The New Opportunities Fund
When we were approached by the Department of Education and Employment and the New Opportunities Fund (NOF) as a potential applicant for their joint multi-million pound Information Communication and Technology (ICT) initiative, it prompted us to develop our ICT strategy ? which didn?t at that stage go much further than a commitment to providing ?state of the art? facilities. The bidding process functioned as a kind of consultancy process: what equipment would we provide? Where, when and how would it be available? What activities, accreditation and support would be offered? This culminated in a strong strategy for providing young people and the community with access to the most important communication medium and dominant creative tool. The NOF element of the fund was specifically about how we would provide for the target group ? in our case socially excluded young people ? which again, forced us to address aspects of our planned service that needed developing.
The Heritage Fund
As a Grade II* listed building identified ?at risk? by English Heritage ? the Heritage Lottery Fund (HLF) is an obvious Lottery pot for the Roundhouse. We are confident our pending application for £5m will be successful and will in turn lever a further £600,000 from other Heritage-focused funders. Whilst not every arts organisation has the advantage of an historic building to lever funds, the HLF runs initiatives for small environmental and regeneration projects, in which arts activity can play a role.
Playing the game
Such opportunism can prompt an accusation of being ?funding-led?. But in the current public funding climate ? with new funds rolling out in the wake of political initiative surrounding exclusion, regeneration, ethnic minorities and community development - an ability to map public funding, develop new programmes in response to emerging funding fads and a lateral interpretation of criteria ? is key to unlocking the vast amounts of public resource available for voluntary and arts sector organisations.
Furthermore, the leveraging power of Lottery awards, both in advance of and following a Lottery endorsement, applies whatever the size or nature of a Lottery grant. Now that the Roundhouse has the long-awaited ACE award, we are confident of raising a further £3m from Charity and Corporate givers, some of whom we have been in discussion with for the past three years. The Lottery?s match funding principle requires the applicant to have raised a certain level of funding or at least have a watertight strategy for where the remaining money will come from. We found that we were able to obtain several substantial pledges with promise of payment if the ACE money came through.
With the pending Heritage Lottery Fund bid and new bids being prepared to the Community Fund, Regional Arts Lottery Programme, and National Foundation for Youth Music, the Roundhouse is confident of bringing its total Lottery funding close to £9m by 2002.When you consider the scope of the project, the scale of provision, the potential for roll out, the programming and commissioning possibilities and the benefits for the target group, this seems like a good deal for all involved.

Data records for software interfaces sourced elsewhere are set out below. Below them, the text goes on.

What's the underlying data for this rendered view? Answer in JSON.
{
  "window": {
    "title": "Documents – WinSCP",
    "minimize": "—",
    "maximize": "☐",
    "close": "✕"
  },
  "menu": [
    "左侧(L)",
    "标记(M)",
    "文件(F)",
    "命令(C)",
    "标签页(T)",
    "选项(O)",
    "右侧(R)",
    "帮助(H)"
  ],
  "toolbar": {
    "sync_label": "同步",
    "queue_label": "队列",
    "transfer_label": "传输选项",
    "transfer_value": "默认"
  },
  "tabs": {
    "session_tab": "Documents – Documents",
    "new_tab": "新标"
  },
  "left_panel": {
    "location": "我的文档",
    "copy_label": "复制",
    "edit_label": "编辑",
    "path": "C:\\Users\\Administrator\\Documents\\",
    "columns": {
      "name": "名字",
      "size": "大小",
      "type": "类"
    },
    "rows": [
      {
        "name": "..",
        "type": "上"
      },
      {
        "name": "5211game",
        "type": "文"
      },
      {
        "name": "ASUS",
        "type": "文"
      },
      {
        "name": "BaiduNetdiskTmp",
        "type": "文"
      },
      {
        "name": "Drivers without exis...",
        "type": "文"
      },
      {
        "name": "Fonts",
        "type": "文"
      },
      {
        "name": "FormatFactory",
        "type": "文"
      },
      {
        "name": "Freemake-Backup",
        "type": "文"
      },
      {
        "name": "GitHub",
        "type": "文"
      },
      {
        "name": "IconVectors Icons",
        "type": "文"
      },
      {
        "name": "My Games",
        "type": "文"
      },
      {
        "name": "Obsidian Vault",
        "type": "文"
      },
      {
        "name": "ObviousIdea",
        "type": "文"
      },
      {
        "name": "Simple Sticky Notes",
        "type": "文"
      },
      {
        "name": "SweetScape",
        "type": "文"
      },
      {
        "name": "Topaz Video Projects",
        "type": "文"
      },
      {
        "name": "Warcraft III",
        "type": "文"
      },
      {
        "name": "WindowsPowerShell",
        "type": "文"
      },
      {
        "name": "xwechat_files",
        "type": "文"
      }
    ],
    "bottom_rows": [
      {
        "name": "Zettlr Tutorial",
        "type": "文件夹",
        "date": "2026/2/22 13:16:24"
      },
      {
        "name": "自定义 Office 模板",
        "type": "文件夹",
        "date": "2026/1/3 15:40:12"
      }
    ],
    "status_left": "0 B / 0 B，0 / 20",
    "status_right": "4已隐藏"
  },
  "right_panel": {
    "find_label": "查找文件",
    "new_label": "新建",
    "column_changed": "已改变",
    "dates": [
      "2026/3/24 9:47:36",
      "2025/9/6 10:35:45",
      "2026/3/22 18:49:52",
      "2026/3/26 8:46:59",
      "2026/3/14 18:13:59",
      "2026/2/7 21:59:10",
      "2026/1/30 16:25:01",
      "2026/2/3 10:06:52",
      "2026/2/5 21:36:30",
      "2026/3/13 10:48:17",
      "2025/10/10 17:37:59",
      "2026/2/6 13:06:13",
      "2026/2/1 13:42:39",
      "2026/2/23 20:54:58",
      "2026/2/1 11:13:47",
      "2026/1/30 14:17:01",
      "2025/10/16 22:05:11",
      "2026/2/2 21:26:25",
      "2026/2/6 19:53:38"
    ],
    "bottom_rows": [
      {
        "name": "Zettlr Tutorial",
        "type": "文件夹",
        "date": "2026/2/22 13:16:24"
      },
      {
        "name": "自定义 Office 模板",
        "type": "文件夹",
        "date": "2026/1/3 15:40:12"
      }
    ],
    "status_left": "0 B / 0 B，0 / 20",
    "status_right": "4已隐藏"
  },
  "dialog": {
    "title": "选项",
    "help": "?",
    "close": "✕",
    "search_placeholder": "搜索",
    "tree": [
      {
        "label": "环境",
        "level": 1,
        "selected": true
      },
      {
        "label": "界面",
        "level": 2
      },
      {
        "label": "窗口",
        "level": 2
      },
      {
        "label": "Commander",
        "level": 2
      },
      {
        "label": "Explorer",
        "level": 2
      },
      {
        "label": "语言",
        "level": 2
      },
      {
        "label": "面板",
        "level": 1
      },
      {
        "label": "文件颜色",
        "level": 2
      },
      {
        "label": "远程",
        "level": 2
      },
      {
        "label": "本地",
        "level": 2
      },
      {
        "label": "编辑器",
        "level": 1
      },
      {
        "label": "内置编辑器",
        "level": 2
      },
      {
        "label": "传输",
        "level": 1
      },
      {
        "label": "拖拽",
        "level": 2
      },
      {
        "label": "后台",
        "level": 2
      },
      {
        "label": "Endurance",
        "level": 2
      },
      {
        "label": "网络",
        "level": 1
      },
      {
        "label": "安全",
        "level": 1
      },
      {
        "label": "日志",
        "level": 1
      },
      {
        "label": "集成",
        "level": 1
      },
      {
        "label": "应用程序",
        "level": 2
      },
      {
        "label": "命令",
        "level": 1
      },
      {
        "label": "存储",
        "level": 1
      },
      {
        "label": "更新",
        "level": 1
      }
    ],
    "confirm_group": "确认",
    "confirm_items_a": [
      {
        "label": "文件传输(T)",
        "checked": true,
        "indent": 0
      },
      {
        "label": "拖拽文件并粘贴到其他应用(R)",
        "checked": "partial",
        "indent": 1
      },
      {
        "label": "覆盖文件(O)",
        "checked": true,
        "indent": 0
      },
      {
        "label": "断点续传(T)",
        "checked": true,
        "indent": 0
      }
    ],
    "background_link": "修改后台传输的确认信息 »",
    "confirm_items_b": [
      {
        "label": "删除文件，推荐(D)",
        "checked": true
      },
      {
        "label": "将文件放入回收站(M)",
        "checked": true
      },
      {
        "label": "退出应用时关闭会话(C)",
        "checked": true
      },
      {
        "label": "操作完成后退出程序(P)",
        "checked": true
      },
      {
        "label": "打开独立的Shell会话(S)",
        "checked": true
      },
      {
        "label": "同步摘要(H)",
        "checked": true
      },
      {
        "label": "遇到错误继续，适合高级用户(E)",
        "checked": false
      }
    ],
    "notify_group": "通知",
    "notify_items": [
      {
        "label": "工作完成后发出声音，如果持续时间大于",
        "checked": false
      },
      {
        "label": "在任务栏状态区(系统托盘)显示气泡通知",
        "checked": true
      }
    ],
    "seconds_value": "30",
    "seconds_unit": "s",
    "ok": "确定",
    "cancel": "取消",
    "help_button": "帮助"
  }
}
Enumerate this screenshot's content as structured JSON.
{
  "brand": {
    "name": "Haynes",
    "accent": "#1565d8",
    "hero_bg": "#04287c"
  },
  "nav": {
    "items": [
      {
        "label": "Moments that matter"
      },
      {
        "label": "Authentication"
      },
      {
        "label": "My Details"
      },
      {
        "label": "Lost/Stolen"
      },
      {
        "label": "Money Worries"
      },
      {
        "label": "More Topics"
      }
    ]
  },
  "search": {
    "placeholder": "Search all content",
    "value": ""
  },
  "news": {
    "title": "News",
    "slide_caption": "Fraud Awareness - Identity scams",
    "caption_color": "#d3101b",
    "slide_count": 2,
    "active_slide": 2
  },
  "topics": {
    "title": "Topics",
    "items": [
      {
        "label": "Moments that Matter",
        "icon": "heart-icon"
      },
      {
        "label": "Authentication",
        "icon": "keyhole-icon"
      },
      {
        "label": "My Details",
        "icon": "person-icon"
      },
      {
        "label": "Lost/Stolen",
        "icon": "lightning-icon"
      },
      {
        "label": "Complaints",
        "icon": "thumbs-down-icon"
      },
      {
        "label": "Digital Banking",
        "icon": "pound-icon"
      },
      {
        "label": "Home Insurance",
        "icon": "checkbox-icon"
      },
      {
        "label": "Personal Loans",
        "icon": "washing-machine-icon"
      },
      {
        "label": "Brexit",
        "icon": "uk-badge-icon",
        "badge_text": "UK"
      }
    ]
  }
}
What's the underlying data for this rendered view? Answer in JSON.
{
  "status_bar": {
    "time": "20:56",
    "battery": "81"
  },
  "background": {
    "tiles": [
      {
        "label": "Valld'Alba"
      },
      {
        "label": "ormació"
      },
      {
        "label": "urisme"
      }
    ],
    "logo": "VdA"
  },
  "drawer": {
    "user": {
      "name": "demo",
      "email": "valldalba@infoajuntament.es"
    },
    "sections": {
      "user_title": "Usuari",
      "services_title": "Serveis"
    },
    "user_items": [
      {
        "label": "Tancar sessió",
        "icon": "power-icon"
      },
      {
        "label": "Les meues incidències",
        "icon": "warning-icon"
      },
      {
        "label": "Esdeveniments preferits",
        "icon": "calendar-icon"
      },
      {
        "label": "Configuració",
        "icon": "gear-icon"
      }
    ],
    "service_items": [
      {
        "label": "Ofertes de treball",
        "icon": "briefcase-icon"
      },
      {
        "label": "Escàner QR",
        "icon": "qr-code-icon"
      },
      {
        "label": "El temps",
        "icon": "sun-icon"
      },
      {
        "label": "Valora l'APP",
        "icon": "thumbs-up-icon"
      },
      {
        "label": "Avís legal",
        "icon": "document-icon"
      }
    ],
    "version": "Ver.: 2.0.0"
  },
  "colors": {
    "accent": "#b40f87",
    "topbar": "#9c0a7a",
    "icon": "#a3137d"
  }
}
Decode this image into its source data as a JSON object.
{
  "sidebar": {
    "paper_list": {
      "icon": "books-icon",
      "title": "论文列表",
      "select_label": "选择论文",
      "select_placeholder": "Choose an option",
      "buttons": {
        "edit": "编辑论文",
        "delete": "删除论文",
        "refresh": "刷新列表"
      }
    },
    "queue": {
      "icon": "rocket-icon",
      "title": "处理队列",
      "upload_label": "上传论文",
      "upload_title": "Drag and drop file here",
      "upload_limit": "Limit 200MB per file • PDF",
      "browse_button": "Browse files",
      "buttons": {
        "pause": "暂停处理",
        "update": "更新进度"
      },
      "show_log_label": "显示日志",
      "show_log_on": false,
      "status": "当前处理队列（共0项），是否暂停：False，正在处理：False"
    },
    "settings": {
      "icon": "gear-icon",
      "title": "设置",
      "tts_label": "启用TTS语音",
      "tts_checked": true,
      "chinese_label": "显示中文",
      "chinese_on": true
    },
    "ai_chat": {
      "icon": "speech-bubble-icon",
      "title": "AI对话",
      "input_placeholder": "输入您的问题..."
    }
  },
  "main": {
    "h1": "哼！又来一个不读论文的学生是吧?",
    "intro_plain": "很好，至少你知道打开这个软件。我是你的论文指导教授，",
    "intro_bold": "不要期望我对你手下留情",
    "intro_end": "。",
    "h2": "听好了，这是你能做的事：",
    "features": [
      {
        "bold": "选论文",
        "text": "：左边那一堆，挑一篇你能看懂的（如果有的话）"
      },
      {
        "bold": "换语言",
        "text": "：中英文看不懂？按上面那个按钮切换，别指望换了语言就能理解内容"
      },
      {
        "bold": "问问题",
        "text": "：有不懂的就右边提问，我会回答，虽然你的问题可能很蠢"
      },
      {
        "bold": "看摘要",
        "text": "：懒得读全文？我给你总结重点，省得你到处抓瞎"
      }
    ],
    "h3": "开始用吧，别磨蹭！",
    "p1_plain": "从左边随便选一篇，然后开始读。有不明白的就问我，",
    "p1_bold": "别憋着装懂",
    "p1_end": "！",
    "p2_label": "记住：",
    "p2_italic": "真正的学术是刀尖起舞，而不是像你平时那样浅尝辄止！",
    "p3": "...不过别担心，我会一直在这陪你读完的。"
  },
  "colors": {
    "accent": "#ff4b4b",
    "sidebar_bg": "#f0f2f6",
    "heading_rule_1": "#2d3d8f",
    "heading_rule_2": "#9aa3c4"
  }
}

Caroline Jones is Fundraising Manager at the Roundhouse t: 020 7424 9991 e: email@example.com